Website and app data records:
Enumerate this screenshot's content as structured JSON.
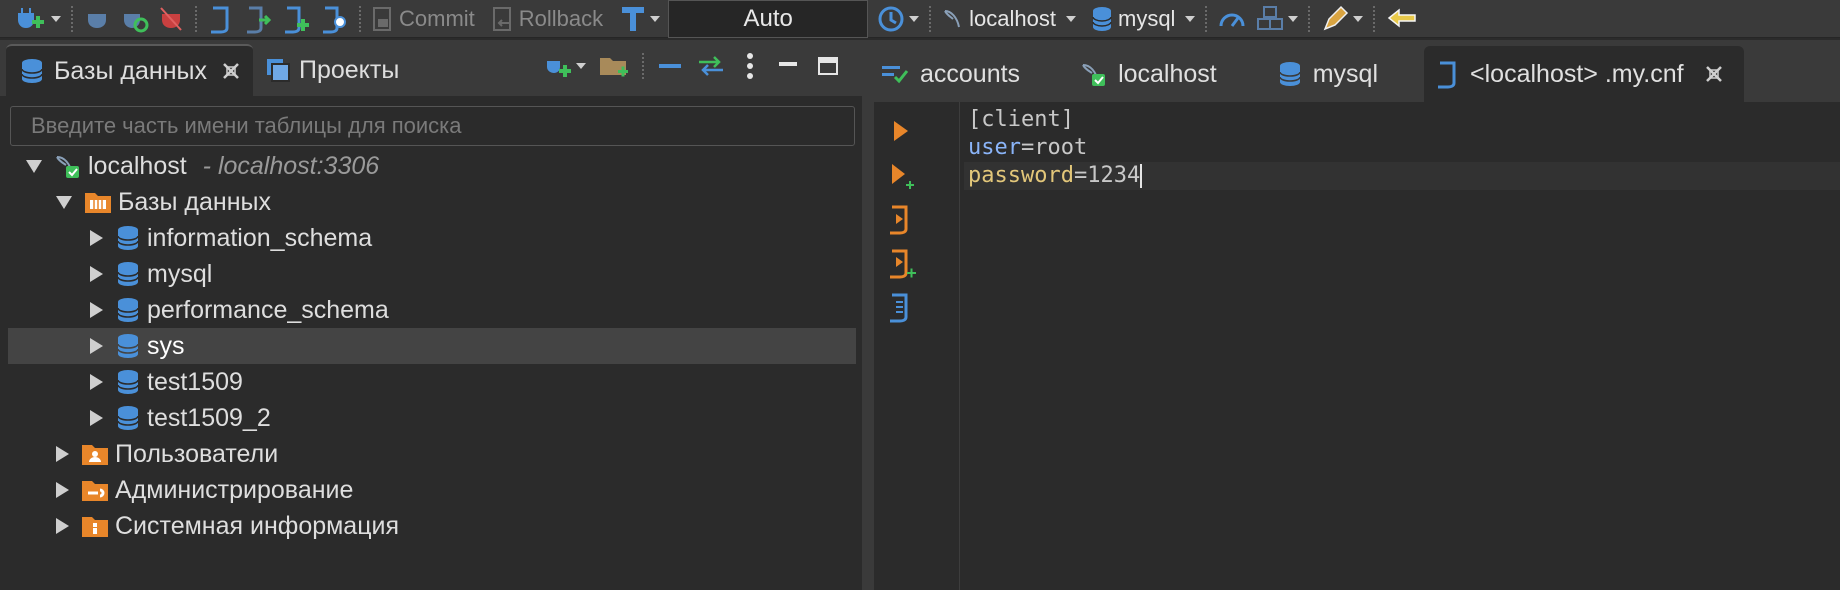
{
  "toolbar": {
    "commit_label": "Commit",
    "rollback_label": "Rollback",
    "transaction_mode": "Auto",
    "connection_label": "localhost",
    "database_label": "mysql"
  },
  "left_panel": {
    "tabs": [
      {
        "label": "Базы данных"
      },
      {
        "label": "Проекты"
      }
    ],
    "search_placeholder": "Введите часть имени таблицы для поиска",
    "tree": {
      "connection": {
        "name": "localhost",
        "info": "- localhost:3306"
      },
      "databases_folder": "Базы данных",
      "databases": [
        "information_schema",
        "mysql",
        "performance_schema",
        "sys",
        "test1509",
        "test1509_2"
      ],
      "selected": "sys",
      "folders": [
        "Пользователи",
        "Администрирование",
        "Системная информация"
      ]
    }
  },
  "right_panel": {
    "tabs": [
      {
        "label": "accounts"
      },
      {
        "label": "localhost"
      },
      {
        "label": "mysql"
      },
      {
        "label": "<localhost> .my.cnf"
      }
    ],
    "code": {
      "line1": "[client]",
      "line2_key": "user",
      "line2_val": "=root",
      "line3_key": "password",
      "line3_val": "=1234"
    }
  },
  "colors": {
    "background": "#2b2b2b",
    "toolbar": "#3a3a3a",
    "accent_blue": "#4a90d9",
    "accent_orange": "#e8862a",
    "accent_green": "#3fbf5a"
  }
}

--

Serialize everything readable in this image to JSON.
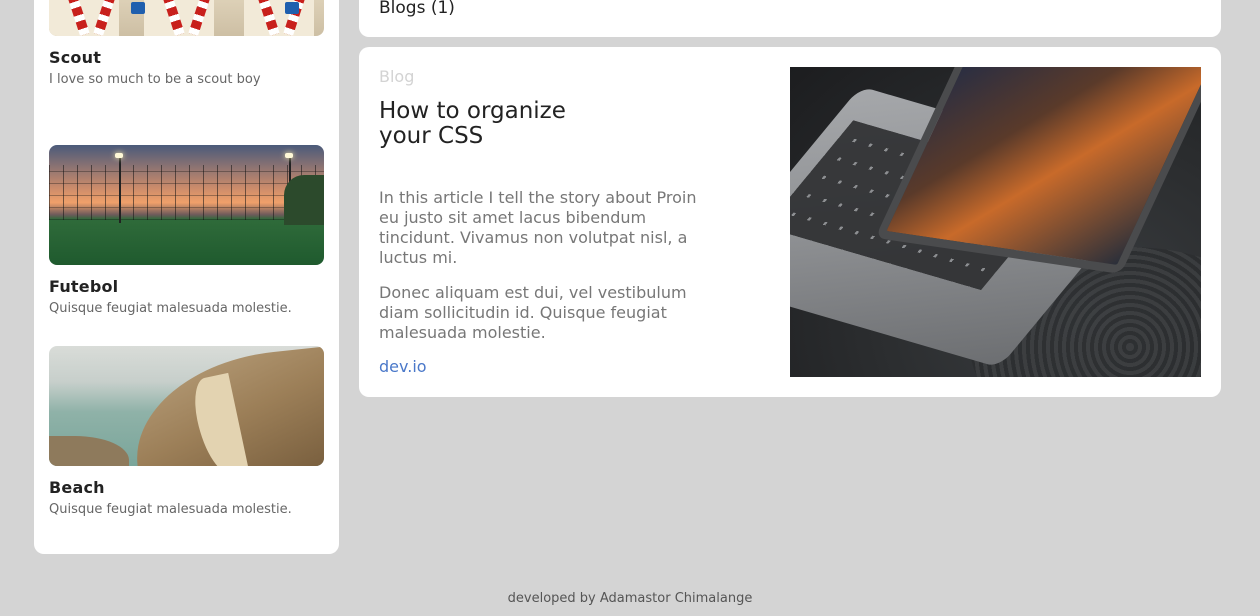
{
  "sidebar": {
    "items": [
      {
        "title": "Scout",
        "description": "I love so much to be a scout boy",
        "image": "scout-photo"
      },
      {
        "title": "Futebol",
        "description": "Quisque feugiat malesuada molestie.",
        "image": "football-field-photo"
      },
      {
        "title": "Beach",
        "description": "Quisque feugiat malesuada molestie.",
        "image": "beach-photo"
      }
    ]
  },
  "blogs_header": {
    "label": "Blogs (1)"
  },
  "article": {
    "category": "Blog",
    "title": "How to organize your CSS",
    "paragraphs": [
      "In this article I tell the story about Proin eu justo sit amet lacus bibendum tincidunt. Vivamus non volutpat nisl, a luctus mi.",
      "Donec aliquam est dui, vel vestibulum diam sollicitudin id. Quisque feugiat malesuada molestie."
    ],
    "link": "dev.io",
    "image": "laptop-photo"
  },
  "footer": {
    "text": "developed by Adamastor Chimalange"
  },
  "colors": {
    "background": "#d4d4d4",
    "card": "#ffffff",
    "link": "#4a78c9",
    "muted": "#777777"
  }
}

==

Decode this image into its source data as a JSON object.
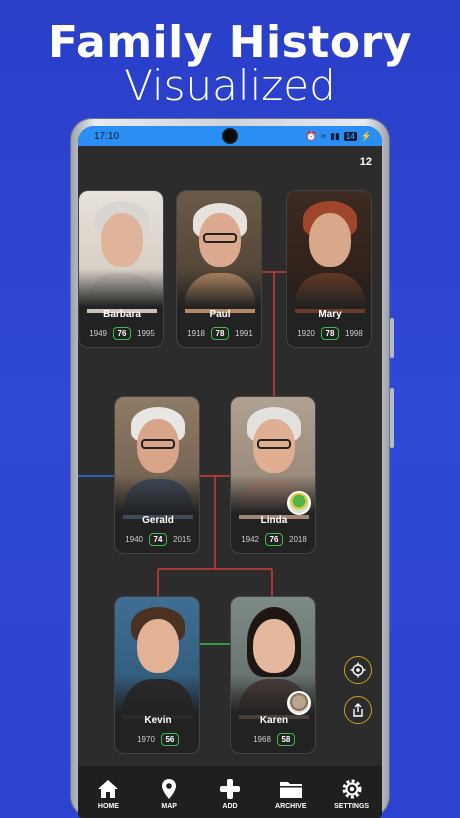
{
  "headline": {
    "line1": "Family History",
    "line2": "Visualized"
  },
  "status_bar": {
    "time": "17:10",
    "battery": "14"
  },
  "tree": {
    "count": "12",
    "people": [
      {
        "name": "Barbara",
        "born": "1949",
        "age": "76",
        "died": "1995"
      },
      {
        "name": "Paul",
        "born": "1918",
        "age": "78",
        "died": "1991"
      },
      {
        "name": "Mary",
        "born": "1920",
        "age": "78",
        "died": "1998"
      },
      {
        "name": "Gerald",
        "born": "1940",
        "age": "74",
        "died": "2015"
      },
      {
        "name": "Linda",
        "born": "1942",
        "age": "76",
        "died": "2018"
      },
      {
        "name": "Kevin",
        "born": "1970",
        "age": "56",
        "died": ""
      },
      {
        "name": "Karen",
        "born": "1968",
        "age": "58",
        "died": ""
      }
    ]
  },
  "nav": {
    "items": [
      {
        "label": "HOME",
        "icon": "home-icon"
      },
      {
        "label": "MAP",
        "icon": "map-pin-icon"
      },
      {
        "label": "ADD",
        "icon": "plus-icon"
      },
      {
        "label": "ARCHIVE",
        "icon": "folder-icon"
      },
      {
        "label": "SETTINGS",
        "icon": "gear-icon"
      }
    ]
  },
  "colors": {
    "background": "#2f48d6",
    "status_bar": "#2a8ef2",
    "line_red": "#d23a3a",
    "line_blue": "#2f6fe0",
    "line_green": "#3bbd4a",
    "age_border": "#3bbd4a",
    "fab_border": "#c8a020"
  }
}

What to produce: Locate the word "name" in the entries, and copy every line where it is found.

Answer to this exercise:
        "name": "localhost",
        "name": "Barbara",
        "name": "Paul",
        "name": "Mary",
        "name": "Gerald",
        "name": "Linda",
        "name": "Kevin",
        "name": "Karen",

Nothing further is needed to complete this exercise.